Led by Katarína Fogašová, Peter Mank, and Jozef Obona of the University of Prešov, Slovakia, the study originally aimed at studying the organisms present in the water puddles in teasel leaf axils.

What they found instead was far more riveting. They discovered microplastics in the form of fragments and fibers in different colors, with some up to 2.4 mm in length.

"These phytotelmata are very small and have a short lifespan," researchers wrote in their study. "The question is, therefore, how were they polluted with microplastics?"

The answer is not clear, but the researchers posit two plausible explanations. One, the polluted atmosphere may be the source. Two, snails may have brought the microplastics with them from soil or other plants. In the second scenario, microplastics may be present inside the bodies of the snails or on the outside.

"The first finding of microplastics in small short-term water reservoirs created by plants is further evidence that contamination of this kind spreads through various pathways and probably no environment on Earth is safe, which of course makes our discovery quite disheartening," researchers said.

Talking about the relevance of their research, scientists continued, "On the other hand, the results of our research of teasel phytotelmata, as a very unusual and highly specific natural environment, offer many possibilities for use in researching the Spatio-temporal characteristics of the spread of microplastic pollution and its potential impact on the plants themselves, as well as organisms bound to them by ecological relations."

Researchers believe that their study sheds light on the prevalence of microplastics in phytotelmata.
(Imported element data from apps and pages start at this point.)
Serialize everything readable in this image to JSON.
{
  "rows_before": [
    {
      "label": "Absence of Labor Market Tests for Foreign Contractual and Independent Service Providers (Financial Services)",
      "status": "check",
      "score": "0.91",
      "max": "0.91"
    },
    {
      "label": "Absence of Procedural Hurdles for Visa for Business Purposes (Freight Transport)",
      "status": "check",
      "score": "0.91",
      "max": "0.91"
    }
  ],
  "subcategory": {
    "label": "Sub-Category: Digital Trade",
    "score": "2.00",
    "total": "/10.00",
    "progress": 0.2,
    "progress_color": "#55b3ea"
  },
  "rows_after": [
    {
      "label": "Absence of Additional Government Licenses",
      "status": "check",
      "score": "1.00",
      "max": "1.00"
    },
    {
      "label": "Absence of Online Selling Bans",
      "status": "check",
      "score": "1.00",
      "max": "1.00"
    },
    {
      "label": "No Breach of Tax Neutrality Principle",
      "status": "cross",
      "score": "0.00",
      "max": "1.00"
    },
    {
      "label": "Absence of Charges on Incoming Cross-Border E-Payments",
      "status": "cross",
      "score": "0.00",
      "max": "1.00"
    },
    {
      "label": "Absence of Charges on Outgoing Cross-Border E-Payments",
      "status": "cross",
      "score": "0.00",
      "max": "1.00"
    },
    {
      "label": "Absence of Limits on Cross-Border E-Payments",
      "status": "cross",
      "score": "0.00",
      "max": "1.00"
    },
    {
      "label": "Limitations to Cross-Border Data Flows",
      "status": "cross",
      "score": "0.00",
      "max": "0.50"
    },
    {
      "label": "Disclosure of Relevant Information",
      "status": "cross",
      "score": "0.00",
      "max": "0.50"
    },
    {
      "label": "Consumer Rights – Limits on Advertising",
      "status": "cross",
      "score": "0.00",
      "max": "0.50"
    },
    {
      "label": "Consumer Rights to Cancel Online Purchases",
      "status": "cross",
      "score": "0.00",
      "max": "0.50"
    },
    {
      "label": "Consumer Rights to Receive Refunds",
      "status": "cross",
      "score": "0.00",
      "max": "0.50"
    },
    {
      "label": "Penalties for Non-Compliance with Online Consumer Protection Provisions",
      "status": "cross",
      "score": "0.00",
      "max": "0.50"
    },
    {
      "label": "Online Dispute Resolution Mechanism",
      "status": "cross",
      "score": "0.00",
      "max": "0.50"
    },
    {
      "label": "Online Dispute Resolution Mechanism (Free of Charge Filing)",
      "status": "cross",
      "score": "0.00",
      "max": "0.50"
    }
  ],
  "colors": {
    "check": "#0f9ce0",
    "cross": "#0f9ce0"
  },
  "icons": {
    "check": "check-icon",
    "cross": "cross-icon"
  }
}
At the same time, it is the "first proposal of a new approach to the use of teasel phytotelmata and similar micro-ecosystems provided by plants (or artificially created), as bioindicators of the presence of microplastics in the environment."

This chart shows a distribution of sources of microplastics in the world's oceans. Statista / IBT